Work order:
Take each line of the records below that contains the string "title" and copy it.

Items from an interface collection
********************

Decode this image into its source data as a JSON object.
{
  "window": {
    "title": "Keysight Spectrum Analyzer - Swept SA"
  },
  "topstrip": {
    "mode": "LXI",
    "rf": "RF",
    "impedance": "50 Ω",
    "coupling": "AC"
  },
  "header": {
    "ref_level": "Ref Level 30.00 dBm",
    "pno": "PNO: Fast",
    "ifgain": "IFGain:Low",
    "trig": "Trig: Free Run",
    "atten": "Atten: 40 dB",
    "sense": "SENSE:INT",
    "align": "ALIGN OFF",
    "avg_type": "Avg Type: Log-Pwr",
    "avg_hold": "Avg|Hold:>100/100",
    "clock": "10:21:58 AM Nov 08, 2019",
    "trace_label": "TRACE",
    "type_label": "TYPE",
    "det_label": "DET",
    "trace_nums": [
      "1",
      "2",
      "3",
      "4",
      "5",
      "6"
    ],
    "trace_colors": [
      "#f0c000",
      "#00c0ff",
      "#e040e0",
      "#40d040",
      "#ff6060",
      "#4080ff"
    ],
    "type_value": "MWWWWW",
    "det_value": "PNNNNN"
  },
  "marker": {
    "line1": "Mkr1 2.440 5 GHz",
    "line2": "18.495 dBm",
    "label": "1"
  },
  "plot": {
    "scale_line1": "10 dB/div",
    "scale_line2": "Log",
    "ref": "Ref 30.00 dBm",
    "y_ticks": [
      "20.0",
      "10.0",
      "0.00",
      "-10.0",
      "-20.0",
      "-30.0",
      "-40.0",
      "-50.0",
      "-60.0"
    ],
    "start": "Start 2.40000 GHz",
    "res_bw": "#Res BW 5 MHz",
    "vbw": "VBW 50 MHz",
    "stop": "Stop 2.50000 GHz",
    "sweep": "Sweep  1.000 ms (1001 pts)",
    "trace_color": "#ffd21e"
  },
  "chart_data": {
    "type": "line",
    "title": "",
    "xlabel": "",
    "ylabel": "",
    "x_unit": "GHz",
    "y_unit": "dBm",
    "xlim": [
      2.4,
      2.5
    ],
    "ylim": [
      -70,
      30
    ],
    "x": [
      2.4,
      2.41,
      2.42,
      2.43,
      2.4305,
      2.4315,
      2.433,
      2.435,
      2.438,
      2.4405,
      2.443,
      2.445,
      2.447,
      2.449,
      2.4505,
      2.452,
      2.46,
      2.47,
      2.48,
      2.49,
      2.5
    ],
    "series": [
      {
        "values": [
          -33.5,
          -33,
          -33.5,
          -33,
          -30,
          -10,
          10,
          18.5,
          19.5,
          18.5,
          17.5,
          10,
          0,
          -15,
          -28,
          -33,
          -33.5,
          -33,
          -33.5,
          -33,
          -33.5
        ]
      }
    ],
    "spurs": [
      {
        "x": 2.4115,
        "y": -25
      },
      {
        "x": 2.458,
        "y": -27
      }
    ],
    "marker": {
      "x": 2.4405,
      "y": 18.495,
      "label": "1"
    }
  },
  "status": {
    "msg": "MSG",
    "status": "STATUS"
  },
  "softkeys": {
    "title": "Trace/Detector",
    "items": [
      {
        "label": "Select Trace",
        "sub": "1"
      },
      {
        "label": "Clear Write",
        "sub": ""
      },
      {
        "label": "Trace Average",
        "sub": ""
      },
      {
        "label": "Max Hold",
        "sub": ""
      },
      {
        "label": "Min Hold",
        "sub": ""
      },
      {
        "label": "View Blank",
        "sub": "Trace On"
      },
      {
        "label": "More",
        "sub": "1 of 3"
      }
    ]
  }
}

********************

The answer:
    "title": "Keysight Spectrum Analyzer - Swept SA"
    "title": "",
    "title": "Trace/Detector",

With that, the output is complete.